While there are currently no mainstream general-purpose processors built to operate on 128-bitintegers or addresses, a number of processors do have specialized ways to operate on 128-bit chunks of data. The IBM System/370 could be considered the first simple 128-bit computer, as it used 128-bit floating-point registers. Most modern CPUs feature single-instruction multiple-data (SIMD) instruction sets (Streaming SIMD Extensions, AltiVec etc.) where 128-bit vector registers are used to store several smaller numbers, such as four 32-bit floating-point numbers. A single instruction can then operate on all these values in parallel. However, these processors do not operate on individual numbers that are 128 binary digits in length; only their registers have the size of 128 bits.
The DEC VAX supported operations on 128-bit integer ('O' or octaword) and 128-bit floating-point ('H-float' or HFLOAT) datatypes. Support for such operations was an upgrade option rather than being a standard feature. Since the VAX's registers were 32 bits wide, a 128-bit operation used four consecutive registers or four longwords in memory.

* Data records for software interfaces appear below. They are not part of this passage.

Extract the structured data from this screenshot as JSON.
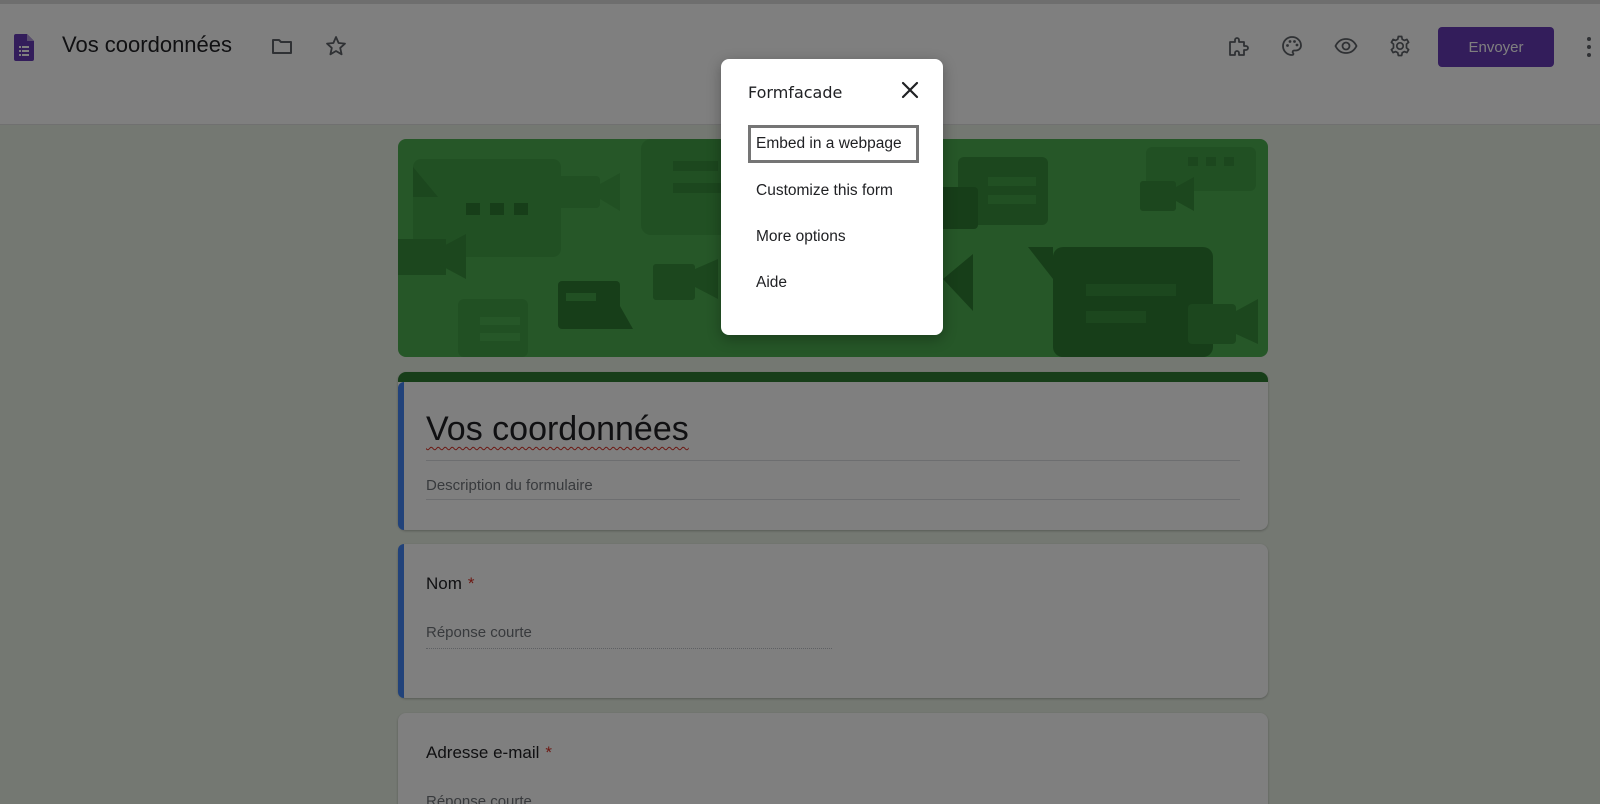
{
  "header": {
    "doc_title": "Vos coordonnées",
    "doc_icon": "forms-doc-icon",
    "icons": [
      "folder-icon",
      "star-icon",
      "puzzle-addon-icon",
      "palette-icon",
      "eye-preview-icon",
      "gear-icon",
      "more-vert-icon"
    ],
    "send_label": "Envoyer",
    "accent_color": "#673ab7"
  },
  "form": {
    "title": "Vos coordonnées",
    "description_placeholder": "Description du formulaire",
    "theme_color": "#4caf50",
    "questions": [
      {
        "label": "Nom",
        "required_mark": "*",
        "answer_placeholder": "Réponse courte"
      },
      {
        "label": "Adresse e-mail",
        "required_mark": "*",
        "answer_placeholder": "Réponse courte"
      }
    ]
  },
  "dialog": {
    "title": "Formfacade",
    "close_icon": "close-icon",
    "items": [
      {
        "label": "Embed in a webpage",
        "selected": true
      },
      {
        "label": "Customize this form",
        "selected": false
      },
      {
        "label": "More options",
        "selected": false
      },
      {
        "label": "Aide",
        "selected": false
      }
    ]
  }
}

In the same way that compilers emulate e.g. 64-bit integer arithmetic on architectures with register sizes less than 64 bits, some compilers also support 128-bit integer arithmetic. For example, the GCC C compiler 4.6 and later has a 128-bit integer type __int128 for some architectures. For the C programming language, this is a compiler-specific extension, as C11 itself does not guarantee support for 128-bit integers.

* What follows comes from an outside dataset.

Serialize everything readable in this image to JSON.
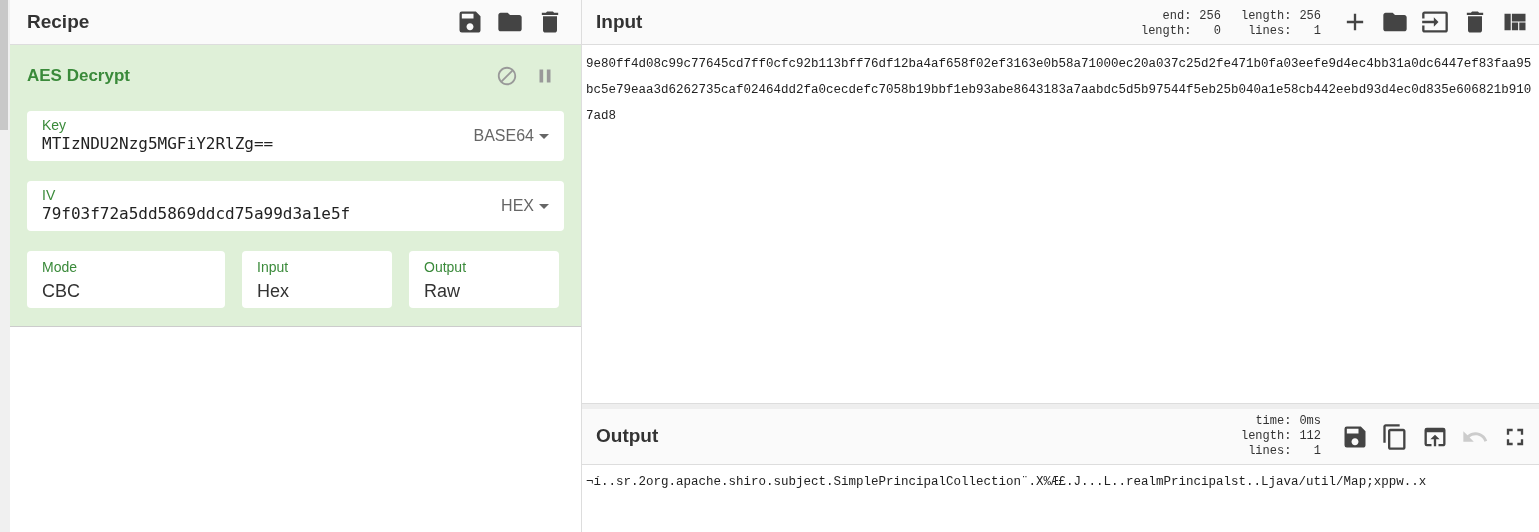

128-bit processors could be used for addressing directly up to 2128 (over 3.40 × 1038) bytes, which would greatly exceed the total data stored on Earth as of 2010, which has been estimated to be around 1.2 zettabytes (1.42 × 1021 bytes).
The AS/400 virtual instruction set defines all pointers as 128-bit. This gets translated to the hardware's real instruction set as required, allowing the underlying hardware to change without needing to recompile the software. Past hardware was 48-bit CISC, while current hardware is 64-bit PowerPC. Because pointers are defined to be 128-bit, future hardware may be 128-bit without software incompatibility.

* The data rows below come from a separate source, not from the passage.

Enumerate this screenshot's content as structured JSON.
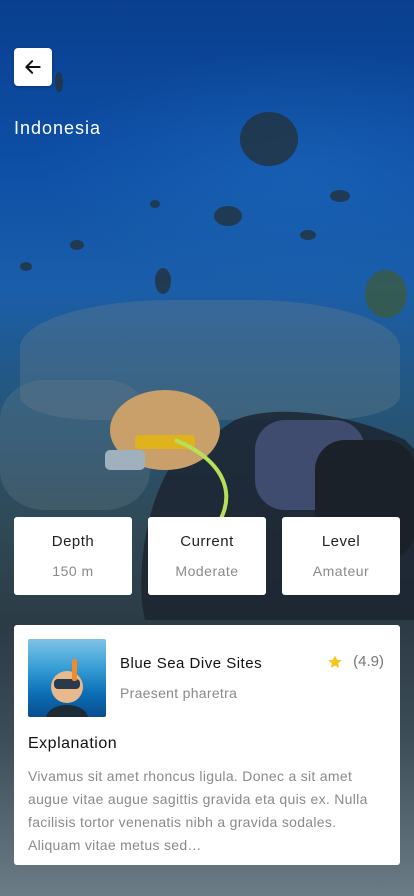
{
  "header": {
    "location": "Indonesia",
    "back_icon": "arrow-left-icon"
  },
  "stats": [
    {
      "label": "Depth",
      "value": "150 m"
    },
    {
      "label": "Current",
      "value": "Moderate"
    },
    {
      "label": "Level",
      "value": "Amateur"
    }
  ],
  "site": {
    "name": "Blue Sea Dive Sites",
    "subtitle": "Praesent pharetra",
    "rating": "(4.9)",
    "rating_icon": "star-icon",
    "star_color": "#f5c518"
  },
  "explanation": {
    "title": "Explanation",
    "text": "Vivamus sit amet rhoncus ligula. Donec a sit amet augue vitae augue sagittis gravida eta quis ex. Nulla facilisis tortor venenatis nibh a gravida sodales. Aliquam vitae metus sed…"
  }
}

^Suzuoki, M.; Kutaragi, K.; Hiroi, T.; Magoshi, H.; Okamoto, S.; Oka, M.; Ohba, A.; Yamamoto, Y.; Furuhashi, M.; Tanaka, M.; Yutaka, T.; Okada, T.; Nagamatsu, M.; Urakawa, Y.; Funyu, M.; Kunimatsu, A.; Goto, H.; Hashimoto, K.; Ide, N.; Murakami, H.; Ohtaguro, Y.; Aono, A. (1999). "A microprocessor with a 128-bit CPU, ten floating-point MAC's, four floating-point dividers, and an MPEG-2 decoder". IEEE Journal of Solid-State Circuits. 34 (11): 1608. doi:10.1109/4.799870.